**What the task asks**
Where does the word "active" show up in the data? Please find each such line and copy it.

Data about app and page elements

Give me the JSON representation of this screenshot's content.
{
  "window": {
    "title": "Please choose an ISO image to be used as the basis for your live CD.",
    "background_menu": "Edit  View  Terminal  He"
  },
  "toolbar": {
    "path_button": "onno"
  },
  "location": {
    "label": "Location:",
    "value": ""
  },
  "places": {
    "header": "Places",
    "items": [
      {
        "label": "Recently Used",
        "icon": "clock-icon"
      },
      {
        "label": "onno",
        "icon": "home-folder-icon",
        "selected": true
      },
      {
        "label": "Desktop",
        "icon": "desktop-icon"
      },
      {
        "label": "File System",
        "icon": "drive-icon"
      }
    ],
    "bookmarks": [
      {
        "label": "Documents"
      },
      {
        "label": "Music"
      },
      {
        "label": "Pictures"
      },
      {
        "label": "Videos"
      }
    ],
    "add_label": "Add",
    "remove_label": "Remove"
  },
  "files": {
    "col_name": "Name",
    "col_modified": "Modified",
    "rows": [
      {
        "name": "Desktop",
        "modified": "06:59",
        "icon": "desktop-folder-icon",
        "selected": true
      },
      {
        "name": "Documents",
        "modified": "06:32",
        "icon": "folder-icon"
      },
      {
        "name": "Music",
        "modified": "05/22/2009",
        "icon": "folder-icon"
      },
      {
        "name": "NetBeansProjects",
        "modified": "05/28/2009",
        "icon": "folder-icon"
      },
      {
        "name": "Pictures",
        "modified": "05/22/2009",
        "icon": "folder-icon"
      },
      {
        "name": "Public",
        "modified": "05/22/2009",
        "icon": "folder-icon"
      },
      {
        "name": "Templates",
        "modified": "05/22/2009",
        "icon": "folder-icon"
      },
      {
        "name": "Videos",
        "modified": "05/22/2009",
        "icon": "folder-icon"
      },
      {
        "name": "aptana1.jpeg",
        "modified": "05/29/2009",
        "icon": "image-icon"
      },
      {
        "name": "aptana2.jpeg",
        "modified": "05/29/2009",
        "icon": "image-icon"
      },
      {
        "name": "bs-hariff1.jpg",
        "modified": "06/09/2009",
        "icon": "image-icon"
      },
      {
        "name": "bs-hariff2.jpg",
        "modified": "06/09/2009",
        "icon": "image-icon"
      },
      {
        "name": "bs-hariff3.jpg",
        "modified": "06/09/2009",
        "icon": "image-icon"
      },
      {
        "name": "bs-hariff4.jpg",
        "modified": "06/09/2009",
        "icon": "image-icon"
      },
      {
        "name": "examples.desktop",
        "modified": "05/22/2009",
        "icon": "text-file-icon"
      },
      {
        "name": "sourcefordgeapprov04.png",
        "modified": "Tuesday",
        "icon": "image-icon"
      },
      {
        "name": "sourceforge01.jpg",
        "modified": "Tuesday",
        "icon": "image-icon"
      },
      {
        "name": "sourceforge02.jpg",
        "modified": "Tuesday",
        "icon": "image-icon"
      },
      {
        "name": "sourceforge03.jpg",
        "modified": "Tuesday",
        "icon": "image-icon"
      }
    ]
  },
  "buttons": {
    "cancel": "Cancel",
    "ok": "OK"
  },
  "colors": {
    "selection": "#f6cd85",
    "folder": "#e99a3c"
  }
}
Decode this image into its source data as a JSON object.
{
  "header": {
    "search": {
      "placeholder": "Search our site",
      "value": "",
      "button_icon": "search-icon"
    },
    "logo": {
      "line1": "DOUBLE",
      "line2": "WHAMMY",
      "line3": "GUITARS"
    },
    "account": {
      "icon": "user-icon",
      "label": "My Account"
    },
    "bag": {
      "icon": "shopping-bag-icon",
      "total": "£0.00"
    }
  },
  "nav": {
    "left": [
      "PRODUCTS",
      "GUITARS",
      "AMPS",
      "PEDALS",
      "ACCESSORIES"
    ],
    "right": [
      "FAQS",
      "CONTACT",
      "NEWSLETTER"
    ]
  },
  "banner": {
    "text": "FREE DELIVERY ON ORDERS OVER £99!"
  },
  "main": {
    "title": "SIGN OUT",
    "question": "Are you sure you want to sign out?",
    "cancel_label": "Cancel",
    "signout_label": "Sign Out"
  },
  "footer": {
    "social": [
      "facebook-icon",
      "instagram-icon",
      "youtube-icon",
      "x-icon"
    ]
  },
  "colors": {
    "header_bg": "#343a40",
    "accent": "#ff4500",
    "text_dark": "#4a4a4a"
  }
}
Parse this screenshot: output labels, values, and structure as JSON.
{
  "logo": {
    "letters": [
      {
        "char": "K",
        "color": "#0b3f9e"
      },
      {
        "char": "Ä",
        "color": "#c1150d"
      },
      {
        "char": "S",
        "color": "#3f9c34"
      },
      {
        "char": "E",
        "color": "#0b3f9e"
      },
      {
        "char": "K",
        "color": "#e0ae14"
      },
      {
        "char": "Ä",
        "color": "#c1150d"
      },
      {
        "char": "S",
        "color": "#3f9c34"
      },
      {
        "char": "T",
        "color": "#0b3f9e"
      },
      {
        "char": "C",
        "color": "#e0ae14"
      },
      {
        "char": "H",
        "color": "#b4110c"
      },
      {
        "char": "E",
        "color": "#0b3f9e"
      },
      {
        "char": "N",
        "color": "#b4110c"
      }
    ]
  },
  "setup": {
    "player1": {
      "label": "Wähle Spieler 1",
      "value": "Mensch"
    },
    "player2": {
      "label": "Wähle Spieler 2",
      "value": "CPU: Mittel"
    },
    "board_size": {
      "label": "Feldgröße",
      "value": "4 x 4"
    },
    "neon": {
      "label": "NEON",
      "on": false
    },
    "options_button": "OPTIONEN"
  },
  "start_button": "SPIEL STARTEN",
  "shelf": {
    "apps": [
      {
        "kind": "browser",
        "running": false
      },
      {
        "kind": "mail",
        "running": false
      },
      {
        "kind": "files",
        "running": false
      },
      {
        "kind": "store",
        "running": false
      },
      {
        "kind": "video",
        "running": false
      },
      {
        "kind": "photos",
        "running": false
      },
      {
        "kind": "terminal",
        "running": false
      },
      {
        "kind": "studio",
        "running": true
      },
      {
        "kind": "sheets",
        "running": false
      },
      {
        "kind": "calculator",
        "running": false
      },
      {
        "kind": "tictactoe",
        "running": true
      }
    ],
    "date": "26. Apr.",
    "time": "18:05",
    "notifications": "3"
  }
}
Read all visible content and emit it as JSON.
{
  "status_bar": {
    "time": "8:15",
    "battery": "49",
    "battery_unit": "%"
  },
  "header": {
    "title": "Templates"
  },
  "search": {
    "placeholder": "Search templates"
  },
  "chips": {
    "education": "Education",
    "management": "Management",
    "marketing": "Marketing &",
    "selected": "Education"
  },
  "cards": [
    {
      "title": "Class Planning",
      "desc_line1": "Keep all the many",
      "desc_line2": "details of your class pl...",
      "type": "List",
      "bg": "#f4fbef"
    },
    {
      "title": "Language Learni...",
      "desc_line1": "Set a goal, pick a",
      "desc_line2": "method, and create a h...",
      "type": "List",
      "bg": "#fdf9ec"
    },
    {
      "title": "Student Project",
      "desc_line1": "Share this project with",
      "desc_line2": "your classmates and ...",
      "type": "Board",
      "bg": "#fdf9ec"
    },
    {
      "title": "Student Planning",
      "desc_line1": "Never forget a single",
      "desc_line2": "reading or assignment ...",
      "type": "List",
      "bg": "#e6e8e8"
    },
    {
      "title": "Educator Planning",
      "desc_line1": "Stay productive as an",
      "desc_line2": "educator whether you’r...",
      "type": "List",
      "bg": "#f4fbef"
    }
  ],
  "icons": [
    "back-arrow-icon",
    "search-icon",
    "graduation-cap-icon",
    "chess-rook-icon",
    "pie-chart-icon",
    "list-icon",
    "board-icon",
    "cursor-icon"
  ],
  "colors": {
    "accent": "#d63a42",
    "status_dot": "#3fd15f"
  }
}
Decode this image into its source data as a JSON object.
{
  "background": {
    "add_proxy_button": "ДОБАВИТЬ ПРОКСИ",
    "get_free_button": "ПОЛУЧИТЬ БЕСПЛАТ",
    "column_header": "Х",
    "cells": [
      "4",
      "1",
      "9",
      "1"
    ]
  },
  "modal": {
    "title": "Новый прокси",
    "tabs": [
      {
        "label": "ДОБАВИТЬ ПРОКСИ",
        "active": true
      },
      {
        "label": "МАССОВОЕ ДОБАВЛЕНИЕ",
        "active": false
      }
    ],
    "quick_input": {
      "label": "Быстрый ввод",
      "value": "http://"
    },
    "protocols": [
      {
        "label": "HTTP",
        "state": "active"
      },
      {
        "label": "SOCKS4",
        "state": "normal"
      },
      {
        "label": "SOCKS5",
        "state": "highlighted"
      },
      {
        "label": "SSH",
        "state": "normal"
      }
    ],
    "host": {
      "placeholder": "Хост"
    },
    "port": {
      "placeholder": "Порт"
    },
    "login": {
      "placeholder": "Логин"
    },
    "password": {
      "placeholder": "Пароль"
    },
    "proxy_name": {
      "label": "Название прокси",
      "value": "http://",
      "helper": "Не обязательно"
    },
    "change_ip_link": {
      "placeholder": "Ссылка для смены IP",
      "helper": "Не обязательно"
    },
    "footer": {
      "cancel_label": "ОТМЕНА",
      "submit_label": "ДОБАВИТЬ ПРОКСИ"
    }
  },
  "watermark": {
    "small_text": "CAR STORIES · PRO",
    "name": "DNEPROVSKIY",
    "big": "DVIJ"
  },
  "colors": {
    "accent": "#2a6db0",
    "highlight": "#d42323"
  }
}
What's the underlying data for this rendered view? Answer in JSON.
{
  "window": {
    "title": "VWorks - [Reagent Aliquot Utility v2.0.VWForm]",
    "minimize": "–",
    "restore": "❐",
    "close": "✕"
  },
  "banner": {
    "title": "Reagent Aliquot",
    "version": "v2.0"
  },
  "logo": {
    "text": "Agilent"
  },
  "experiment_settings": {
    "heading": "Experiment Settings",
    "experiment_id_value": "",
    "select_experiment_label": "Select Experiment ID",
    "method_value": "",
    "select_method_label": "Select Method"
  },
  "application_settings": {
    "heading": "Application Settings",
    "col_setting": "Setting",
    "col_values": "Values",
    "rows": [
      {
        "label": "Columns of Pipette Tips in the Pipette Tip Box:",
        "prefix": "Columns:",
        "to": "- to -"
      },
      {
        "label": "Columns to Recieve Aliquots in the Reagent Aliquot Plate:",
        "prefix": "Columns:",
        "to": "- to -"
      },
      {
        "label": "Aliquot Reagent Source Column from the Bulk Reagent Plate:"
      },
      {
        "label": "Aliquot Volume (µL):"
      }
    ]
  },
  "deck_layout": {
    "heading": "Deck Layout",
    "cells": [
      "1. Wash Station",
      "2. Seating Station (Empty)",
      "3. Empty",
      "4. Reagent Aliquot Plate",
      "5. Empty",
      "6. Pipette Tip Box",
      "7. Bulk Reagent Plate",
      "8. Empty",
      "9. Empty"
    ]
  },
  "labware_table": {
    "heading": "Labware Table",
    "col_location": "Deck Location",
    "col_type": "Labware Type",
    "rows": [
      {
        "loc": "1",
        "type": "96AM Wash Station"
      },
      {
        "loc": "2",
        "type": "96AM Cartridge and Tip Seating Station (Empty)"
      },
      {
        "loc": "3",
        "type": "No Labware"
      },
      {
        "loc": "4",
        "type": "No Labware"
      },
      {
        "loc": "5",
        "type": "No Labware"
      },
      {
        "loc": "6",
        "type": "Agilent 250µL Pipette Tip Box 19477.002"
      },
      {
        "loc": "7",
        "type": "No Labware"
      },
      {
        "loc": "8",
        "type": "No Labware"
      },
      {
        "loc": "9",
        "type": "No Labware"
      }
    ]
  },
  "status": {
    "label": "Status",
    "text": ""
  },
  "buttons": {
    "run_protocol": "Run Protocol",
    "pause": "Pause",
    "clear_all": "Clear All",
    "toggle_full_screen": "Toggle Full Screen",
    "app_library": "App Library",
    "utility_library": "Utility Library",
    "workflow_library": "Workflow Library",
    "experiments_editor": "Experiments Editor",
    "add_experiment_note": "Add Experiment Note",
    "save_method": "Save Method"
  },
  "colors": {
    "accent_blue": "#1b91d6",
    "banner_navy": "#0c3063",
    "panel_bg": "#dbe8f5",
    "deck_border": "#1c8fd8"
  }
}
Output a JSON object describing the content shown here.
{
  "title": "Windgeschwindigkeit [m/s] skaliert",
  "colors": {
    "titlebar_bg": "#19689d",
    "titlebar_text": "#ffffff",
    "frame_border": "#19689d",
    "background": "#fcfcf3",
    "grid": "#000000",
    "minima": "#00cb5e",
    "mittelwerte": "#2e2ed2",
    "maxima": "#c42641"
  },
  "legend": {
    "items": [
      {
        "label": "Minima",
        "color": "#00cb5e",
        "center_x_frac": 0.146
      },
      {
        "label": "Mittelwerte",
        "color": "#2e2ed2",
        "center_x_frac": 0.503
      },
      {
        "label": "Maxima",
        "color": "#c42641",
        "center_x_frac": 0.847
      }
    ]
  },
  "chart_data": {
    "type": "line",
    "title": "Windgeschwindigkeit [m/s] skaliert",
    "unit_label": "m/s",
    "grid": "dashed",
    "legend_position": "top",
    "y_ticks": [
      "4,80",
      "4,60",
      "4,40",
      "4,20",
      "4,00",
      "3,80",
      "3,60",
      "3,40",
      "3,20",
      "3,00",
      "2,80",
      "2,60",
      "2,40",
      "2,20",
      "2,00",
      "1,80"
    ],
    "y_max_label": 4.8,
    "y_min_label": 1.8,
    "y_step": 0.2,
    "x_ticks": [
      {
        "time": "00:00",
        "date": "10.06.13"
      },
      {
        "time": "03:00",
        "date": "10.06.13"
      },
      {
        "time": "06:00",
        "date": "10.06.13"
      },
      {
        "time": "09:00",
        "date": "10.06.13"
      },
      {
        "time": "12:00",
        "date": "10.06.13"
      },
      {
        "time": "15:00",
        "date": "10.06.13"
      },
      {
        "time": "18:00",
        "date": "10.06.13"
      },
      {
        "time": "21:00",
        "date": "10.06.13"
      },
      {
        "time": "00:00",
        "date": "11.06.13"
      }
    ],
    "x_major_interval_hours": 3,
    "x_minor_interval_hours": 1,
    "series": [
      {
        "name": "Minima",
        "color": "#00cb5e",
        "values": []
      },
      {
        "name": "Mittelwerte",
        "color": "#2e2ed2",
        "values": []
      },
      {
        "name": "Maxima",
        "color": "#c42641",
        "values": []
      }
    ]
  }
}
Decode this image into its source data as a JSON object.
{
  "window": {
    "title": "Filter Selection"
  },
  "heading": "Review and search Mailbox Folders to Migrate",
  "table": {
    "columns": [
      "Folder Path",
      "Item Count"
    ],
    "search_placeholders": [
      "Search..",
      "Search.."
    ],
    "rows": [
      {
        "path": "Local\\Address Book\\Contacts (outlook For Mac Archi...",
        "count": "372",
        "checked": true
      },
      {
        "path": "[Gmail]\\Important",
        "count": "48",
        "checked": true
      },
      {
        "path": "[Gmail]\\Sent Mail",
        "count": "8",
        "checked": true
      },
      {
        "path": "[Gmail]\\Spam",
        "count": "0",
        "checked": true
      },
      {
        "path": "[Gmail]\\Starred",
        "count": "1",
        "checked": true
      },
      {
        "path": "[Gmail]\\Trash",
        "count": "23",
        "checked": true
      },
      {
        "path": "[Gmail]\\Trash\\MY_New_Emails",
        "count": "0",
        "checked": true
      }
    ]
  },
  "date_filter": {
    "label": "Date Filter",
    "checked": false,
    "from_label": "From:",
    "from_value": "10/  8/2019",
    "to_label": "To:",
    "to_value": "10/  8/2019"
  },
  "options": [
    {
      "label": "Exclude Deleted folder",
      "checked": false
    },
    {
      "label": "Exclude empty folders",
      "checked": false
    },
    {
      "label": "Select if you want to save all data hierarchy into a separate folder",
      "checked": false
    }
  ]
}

**Solution for this exercise**
        "active": true
        "active": false
        "state": "active"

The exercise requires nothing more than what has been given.